● **About this task**
Copy each line containing "value" from the listing below.
"""
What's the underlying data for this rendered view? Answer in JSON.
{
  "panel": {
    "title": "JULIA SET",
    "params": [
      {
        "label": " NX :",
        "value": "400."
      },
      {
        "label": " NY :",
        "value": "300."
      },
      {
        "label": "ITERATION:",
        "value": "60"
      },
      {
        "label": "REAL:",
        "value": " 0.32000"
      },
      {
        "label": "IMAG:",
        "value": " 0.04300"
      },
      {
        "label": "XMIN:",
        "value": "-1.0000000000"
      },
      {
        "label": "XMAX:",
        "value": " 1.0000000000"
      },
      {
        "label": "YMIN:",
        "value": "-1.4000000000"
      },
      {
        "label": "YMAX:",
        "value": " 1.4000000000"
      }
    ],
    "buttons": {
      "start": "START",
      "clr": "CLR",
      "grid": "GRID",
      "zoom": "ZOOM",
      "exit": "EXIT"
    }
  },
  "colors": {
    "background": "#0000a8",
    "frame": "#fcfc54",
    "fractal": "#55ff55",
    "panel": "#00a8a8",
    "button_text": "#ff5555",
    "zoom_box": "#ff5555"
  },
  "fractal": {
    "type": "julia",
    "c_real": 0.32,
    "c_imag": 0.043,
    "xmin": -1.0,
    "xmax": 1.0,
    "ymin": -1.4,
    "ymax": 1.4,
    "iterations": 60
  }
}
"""
● **Solution to the exercise**
        "value": "400."
        "value": "300."
        "value": "60"
        "value": " 0.32000"
        "value": " 0.04300"
        "value": "-1.0000000000"
        "value": " 1.0000000000"
        "value": "-1.4000000000"
        "value": " 1.4000000000"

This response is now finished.